◆ **Directions for this task**:
Each line of the material should be output exactly as shown.

◆ **Extracted entries**:

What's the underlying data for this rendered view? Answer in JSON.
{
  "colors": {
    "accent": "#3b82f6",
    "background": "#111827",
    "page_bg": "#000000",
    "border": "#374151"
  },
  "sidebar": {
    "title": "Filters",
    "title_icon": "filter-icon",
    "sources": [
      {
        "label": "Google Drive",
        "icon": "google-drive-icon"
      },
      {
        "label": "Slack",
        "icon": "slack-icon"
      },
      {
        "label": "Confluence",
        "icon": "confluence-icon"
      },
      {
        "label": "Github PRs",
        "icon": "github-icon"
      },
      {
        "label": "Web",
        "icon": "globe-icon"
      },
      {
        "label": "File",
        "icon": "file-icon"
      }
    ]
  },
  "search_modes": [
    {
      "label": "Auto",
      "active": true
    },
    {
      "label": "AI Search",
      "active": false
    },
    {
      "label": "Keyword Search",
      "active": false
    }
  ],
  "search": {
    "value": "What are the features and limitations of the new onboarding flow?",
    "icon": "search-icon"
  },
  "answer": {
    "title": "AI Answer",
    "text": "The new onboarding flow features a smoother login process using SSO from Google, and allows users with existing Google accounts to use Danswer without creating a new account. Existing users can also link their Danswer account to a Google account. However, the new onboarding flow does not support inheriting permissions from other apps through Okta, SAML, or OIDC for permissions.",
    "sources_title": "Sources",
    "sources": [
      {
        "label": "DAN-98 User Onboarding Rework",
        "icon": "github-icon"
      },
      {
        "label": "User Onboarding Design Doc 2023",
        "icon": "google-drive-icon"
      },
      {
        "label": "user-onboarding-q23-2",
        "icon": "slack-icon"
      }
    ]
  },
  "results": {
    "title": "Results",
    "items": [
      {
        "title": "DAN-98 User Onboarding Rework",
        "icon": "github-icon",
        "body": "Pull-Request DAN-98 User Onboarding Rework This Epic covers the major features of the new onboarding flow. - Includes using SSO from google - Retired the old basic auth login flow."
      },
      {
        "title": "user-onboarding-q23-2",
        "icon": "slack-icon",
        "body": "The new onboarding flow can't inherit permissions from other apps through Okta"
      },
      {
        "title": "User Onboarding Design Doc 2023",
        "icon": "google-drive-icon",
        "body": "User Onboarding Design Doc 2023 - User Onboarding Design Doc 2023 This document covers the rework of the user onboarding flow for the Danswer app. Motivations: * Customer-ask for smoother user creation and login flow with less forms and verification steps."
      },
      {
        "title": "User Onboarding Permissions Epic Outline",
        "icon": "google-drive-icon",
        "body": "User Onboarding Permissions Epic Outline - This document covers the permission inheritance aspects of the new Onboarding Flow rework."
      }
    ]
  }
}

◆ **Task answer**:
What's the underlying data for this rendered view? Answer in JSON.
{
  "colors": {
    "accent": "#3b82f6",
    "background": "#111827",
    "page_bg": "#000000",
    "border": "#374151"
  },
  "sidebar": {
    "title": "Filters",
    "title_icon": "filter-icon",
    "sources": [
      {
        "label": "Google Drive",
        "icon": "google-drive-icon"
      },
      {
        "label": "Slack",
        "icon": "slack-icon"
      },
      {
        "label": "Confluence",
        "icon": "confluence-icon"
      },
      {
        "label": "Github PRs",
        "icon": "github-icon"
      },
      {
        "label": "Web",
        "icon": "globe-icon"
      },
      {
        "label": "File",
        "icon": "file-icon"
      }
    ]
  },
  "search_modes": [
    {
      "label": "Auto",
      "active": true
    },
    {
      "label": "AI Search",
      "active": false
    },
    {
      "label": "Keyword Search",
      "active": false
    }
  ],
  "search": {
    "value": "What are the features and limitations of the new onboarding flow?",
    "icon": "search-icon"
  },
  "answer": {
    "title": "AI Answer",
    "text": "The new onboarding flow features a smoother login process using SSO from Google, and allows users with existing Google accounts to use Danswer without creating a new account. Existing users can also link their Danswer account to a Google account. However, the new onboarding flow does not support inheriting permissions from other apps through Okta, SAML, or OIDC for permissions.",
    "sources_title": "Sources",
    "sources": [
      {
        "label": "DAN-98 User Onboarding Rework",
        "icon": "github-icon"
      },
      {
        "label": "User Onboarding Design Doc 2023",
        "icon": "google-drive-icon"
      },
      {
        "label": "user-onboarding-q23-2",
        "icon": "slack-icon"
      }
    ]
  },
  "results": {
    "title": "Results",
    "items": [
      {
        "title": "DAN-98 User Onboarding Rework",
        "icon": "github-icon",
        "body": "Pull-Request DAN-98 User Onboarding Rework This Epic covers the major features of the new onboarding flow. - Includes using SSO from google - Retired the old basic auth login flow."
      },
      {
        "title": "user-onboarding-q23-2",
        "icon": "slack-icon",
        "body": "The new onboarding flow can't inherit permissions from other apps through Okta"
      },
      {
        "title": "User Onboarding Design Doc 2023",
        "icon": "google-drive-icon",
        "body": "User Onboarding Design Doc 2023 - User Onboarding Design Doc 2023 This document covers the rework of the user onboarding flow for the Danswer app. Motivations: * Customer-ask for smoother user creation and login flow with less forms and verification steps."
      },
      {
        "title": "User Onboarding Permissions Epic Outline",
        "icon": "google-drive-icon",
        "body": "User Onboarding Permissions Epic Outline - This document covers the permission inheritance aspects of the new Onboarding Flow rework."
      }
    ]
  }
}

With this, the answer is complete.